*Work instructions*
Whenever a line below includes the word "Region", copy that line.

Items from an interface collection

════════════════

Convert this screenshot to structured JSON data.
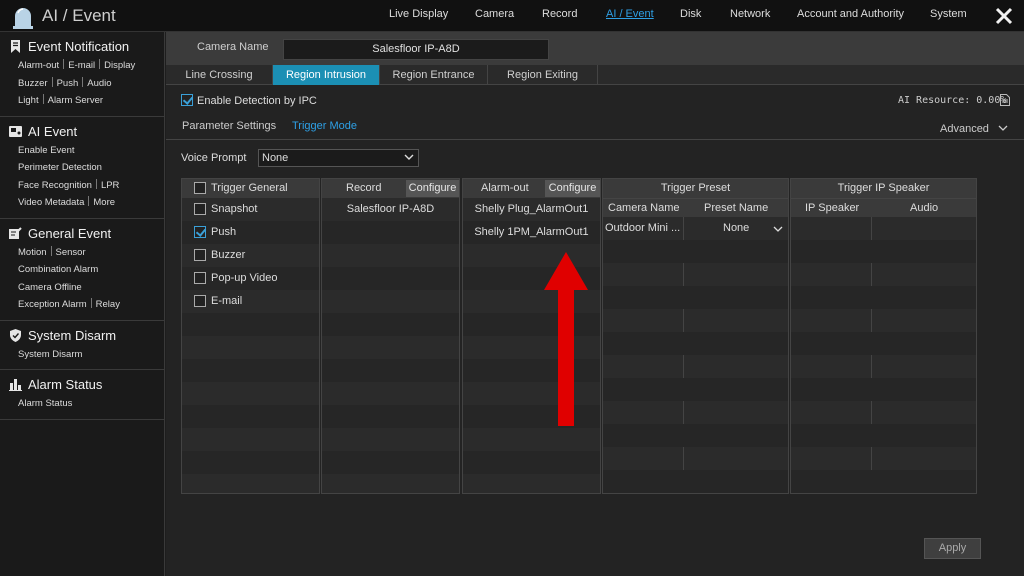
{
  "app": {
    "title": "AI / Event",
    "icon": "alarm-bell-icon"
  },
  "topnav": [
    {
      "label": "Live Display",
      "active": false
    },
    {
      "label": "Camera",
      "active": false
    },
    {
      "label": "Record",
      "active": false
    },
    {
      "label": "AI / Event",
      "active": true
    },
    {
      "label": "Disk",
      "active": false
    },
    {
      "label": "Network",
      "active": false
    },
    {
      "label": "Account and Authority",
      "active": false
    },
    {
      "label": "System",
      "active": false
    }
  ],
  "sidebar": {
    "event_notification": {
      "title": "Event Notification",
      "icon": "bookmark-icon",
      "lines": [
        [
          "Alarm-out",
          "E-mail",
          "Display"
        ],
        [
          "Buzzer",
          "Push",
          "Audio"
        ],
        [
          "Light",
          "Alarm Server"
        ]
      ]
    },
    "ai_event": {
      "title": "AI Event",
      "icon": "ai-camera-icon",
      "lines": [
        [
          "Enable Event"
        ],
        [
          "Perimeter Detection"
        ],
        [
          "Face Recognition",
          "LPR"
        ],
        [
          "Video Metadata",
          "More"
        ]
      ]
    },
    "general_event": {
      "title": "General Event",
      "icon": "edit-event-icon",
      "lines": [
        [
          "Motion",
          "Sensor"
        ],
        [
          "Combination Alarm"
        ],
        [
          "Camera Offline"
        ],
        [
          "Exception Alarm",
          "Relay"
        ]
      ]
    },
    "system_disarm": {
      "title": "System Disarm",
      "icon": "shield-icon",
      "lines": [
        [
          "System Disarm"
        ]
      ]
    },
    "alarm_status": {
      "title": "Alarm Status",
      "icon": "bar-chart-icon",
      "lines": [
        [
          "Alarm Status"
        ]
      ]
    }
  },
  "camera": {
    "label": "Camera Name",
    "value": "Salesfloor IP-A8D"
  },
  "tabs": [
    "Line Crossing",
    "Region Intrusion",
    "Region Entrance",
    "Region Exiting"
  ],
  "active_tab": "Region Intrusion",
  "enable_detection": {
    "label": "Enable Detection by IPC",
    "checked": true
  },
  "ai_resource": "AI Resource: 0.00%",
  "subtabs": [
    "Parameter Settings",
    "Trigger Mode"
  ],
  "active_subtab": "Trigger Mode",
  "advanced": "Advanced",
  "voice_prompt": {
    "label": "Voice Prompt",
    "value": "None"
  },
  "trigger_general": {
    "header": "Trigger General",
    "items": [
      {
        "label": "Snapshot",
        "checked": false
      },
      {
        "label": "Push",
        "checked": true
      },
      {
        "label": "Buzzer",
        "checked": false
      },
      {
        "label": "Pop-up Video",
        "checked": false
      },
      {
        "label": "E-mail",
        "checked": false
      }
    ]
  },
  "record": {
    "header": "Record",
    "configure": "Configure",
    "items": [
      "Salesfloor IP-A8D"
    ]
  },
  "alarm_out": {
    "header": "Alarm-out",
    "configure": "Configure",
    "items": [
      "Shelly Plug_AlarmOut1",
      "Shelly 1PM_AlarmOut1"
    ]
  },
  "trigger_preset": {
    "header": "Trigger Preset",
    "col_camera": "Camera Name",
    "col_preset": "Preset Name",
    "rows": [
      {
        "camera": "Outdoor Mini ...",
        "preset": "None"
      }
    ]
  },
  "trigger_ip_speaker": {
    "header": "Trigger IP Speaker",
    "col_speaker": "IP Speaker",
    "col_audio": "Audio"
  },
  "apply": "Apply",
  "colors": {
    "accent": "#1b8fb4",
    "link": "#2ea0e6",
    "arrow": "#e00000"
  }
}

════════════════

*Solution to the exercise*
    "Region Intrusion",
    "Region Entrance",
    "Region Exiting"
  "active_tab": "Region Intrusion",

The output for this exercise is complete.